= Task item =
Reproduce all the records word for word. Omit images.
= Beginning of Section =
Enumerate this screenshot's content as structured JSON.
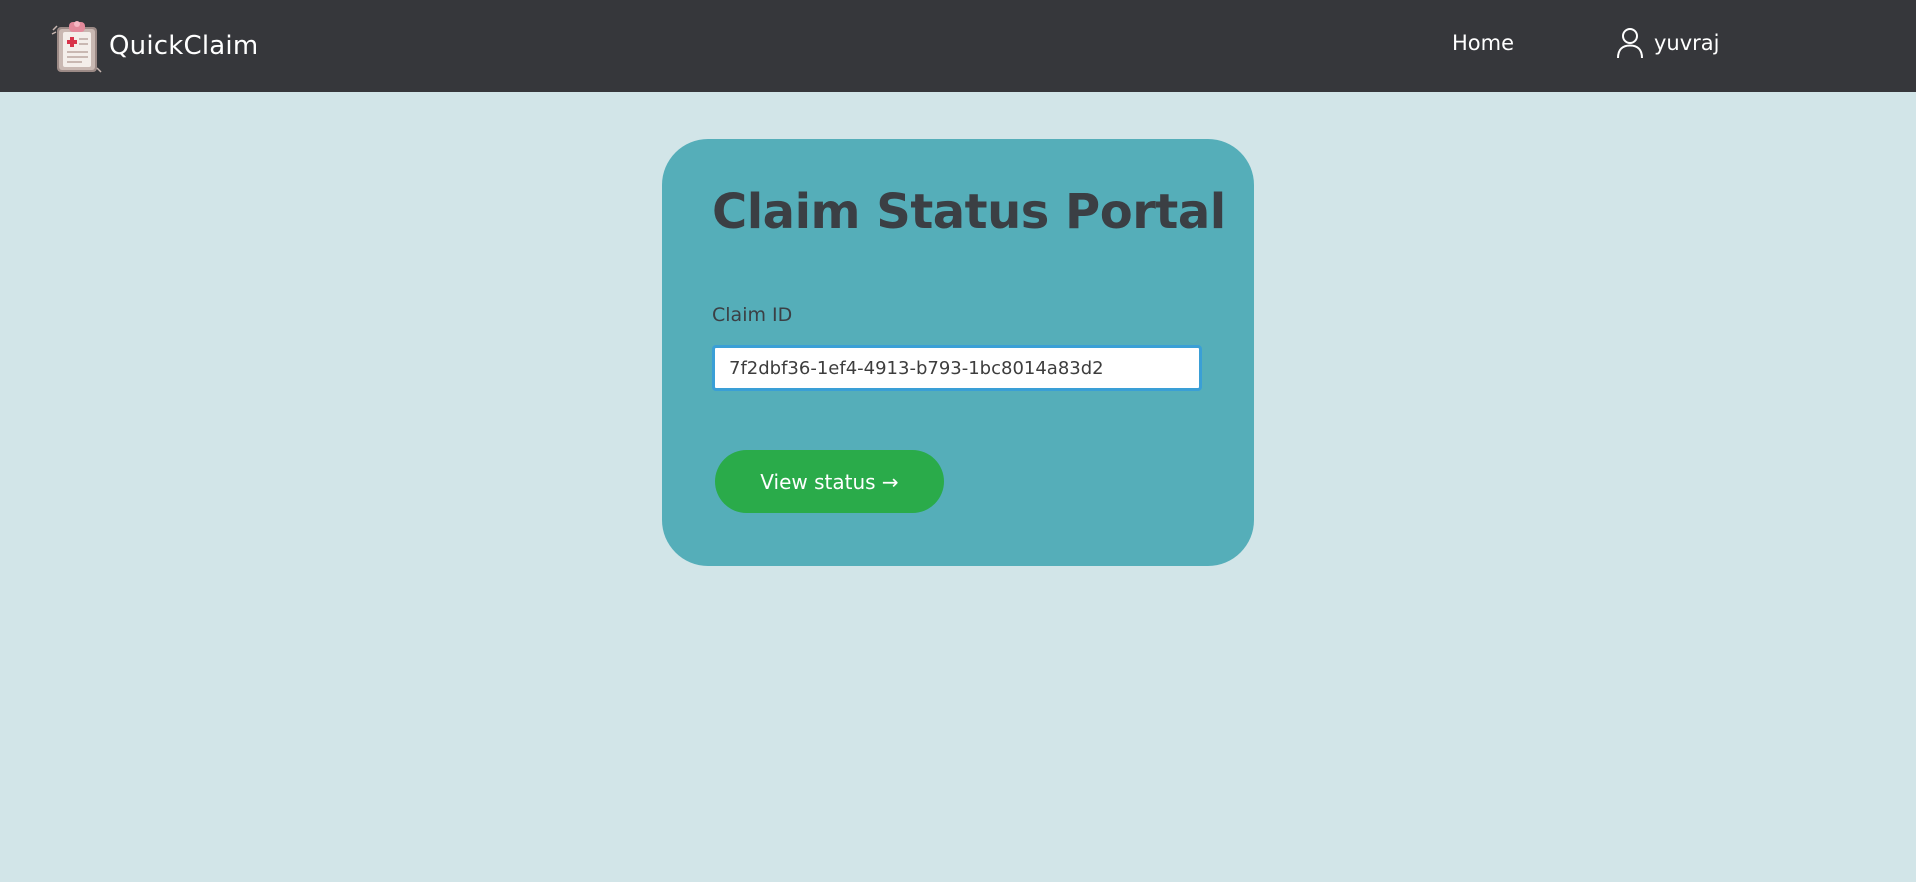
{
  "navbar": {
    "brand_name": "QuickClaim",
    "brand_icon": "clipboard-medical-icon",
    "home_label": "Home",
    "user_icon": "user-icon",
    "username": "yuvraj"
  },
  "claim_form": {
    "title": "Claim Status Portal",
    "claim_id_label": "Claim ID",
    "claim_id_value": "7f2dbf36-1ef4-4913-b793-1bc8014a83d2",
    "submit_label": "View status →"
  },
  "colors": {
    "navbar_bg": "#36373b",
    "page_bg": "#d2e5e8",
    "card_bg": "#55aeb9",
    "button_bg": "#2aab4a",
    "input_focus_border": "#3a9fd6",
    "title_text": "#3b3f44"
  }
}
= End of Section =
= Task response =
Enumerate this screenshot's content as structured JSON.
{
  "navbar": {
    "brand_name": "QuickClaim",
    "brand_icon": "clipboard-medical-icon",
    "home_label": "Home",
    "user_icon": "user-icon",
    "username": "yuvraj"
  },
  "claim_form": {
    "title": "Claim Status Portal",
    "claim_id_label": "Claim ID",
    "claim_id_value": "7f2dbf36-1ef4-4913-b793-1bc8014a83d2",
    "submit_label": "View status →"
  },
  "colors": {
    "navbar_bg": "#36373b",
    "page_bg": "#d2e5e8",
    "card_bg": "#55aeb9",
    "button_bg": "#2aab4a",
    "input_focus_border": "#3a9fd6",
    "title_text": "#3b3f44"
  }
}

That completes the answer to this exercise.